And if we indignantly object that we are not like the Pharisee, it is well to reflect that in saying so we are being exactly like him: “I thank you that I am not like other people ….or even like this Pharisee”.
It is easy and not unpleasant to have one eye open to our virtues and the other closed to our faults. This parable puts us right – one eye on our faults and both eyes on God.
For the Christian religion is a personal relationship with God in which there is no place for preening oneself on being a good or useful member of the Church. One may be both, but it is not for oneself to pay any attention to that, nor to look to others to do so. The only self-regard that is required of us is self-examination.
We are familiar with the words, “Lord, I am not worthy that thou shouldest come under my roof, but speak the word only and my soul shall be healed”. We can also truthfully say, “Lord, I am not worthy that I should come under thy roof, but speak the word only and my soul shall be healed”.

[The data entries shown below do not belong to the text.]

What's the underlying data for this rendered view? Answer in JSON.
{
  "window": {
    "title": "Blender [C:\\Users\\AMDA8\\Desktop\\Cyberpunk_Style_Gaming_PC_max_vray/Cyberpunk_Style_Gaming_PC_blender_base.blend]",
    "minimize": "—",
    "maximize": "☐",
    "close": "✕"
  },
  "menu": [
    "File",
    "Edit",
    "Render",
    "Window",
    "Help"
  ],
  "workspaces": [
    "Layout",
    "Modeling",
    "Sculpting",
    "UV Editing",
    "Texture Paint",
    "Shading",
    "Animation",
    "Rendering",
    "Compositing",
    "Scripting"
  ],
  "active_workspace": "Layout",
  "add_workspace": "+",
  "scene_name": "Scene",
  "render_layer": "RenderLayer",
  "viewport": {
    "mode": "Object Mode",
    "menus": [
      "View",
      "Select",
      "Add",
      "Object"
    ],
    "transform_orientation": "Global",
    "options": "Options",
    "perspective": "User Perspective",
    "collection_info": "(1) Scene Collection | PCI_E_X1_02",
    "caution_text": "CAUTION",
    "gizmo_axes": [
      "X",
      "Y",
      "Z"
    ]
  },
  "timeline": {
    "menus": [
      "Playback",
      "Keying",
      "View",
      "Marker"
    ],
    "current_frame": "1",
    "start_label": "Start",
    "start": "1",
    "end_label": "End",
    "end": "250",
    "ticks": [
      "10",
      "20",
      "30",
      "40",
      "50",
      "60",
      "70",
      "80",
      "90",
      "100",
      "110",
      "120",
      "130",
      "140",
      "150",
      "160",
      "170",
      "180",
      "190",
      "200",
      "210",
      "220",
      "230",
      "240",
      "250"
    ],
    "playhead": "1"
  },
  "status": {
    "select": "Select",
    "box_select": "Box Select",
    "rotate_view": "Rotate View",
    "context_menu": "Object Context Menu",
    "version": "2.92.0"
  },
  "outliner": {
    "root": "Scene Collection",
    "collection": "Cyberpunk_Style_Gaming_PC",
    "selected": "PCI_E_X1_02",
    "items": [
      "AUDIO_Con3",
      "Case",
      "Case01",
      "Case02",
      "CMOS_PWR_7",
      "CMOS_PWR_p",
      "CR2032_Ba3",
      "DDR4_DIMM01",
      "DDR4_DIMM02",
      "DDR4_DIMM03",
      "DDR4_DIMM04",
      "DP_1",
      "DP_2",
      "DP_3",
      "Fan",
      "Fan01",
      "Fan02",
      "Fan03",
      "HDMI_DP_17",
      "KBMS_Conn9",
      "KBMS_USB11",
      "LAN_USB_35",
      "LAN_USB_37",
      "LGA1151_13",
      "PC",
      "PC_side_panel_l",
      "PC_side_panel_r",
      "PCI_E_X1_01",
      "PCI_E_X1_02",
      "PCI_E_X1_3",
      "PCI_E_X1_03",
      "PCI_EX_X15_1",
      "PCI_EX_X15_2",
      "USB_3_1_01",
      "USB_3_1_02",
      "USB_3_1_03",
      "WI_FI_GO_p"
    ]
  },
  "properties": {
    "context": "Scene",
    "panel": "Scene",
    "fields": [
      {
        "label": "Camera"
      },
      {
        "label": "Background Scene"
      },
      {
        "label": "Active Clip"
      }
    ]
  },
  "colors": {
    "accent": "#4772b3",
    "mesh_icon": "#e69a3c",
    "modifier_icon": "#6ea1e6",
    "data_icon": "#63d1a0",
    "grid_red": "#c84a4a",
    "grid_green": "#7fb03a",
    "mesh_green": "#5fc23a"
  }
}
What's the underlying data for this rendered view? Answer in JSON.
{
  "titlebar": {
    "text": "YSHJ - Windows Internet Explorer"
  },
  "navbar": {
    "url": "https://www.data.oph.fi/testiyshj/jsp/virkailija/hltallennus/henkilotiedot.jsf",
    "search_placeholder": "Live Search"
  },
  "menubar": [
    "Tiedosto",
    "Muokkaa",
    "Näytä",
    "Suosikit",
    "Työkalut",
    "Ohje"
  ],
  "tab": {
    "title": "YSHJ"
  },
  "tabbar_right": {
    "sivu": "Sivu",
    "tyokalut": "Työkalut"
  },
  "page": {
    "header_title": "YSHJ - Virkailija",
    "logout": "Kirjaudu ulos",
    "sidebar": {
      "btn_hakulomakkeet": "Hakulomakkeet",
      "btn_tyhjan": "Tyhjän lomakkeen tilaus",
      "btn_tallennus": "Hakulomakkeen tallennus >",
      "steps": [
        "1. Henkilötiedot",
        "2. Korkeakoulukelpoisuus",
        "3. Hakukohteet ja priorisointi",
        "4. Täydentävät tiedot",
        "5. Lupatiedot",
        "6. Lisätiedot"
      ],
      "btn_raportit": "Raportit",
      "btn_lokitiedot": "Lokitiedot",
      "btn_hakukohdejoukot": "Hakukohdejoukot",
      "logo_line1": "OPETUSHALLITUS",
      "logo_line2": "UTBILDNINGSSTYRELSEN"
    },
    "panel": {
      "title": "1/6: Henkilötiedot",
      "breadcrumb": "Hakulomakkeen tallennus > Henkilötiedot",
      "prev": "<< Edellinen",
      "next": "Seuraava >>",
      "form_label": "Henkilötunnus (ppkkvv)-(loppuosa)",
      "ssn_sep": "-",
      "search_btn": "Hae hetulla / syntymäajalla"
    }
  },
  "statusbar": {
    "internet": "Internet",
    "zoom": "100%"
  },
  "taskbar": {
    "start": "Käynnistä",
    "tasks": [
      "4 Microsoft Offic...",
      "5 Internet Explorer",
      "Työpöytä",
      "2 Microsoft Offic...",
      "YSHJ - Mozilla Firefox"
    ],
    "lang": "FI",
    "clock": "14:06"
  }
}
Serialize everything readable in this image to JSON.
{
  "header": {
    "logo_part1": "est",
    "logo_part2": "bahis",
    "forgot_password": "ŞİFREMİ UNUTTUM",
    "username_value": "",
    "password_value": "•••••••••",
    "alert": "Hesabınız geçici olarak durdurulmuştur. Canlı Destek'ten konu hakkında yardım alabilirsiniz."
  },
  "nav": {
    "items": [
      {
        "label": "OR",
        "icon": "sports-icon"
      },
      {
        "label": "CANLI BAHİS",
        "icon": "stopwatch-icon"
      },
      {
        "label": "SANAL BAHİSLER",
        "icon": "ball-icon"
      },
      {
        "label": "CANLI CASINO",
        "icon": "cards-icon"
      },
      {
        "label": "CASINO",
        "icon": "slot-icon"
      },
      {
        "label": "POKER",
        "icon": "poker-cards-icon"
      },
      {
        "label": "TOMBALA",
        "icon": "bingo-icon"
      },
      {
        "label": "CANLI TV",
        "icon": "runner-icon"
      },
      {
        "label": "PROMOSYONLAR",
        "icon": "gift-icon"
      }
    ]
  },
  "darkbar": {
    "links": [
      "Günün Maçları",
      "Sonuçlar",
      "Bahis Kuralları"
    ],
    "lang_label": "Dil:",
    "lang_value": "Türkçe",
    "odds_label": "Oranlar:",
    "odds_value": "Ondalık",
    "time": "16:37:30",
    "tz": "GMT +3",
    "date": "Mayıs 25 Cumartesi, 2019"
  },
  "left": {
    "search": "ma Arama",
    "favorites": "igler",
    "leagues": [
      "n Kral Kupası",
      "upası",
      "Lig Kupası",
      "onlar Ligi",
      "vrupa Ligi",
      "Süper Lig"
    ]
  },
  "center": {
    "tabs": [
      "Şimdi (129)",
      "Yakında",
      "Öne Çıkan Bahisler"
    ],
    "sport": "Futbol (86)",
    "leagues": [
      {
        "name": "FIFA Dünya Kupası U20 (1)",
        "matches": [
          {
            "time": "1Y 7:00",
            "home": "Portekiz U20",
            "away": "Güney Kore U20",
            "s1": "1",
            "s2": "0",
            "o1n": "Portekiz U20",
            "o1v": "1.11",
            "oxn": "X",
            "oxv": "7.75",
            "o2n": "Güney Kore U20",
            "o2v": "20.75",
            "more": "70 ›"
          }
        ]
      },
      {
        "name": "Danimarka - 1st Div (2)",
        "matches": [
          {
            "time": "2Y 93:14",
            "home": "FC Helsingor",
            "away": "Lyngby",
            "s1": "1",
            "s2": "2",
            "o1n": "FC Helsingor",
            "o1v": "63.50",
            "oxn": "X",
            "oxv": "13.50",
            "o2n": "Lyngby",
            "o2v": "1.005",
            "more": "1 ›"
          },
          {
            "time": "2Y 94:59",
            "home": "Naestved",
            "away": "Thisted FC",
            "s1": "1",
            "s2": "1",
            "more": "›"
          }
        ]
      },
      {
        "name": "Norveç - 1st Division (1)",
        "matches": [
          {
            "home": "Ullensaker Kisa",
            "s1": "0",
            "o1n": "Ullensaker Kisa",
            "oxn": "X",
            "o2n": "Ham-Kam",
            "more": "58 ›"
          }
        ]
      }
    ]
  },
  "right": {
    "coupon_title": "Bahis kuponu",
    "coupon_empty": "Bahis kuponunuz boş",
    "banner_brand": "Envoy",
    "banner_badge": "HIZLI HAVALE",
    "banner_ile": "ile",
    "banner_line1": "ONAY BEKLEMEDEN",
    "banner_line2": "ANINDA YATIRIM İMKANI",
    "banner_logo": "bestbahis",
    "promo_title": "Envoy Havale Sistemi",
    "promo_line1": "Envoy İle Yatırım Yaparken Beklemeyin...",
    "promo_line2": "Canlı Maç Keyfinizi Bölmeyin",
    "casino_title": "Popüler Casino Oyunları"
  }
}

For although it is true that God has need of us in one direction or another, it is equally true that however well we meet his need, we confer no favour on him. As Our Blessed Lord himself put it, “…when you have done all that is commanded you, say, ‘We are unworthy servants; we have only done what was our duty’ ” (RSV, Luke 17:10).
No, our attitude has to be that of the tax-collector. He was desperately conscious of his own unworthiness to enjoy any relationship with God. And at the same time he was filled with an aching need for that relationship. It was that sense of unworthiness and that aching need which together made him acceptable to God. And it is only so that we in our turn can be acceptable to him also.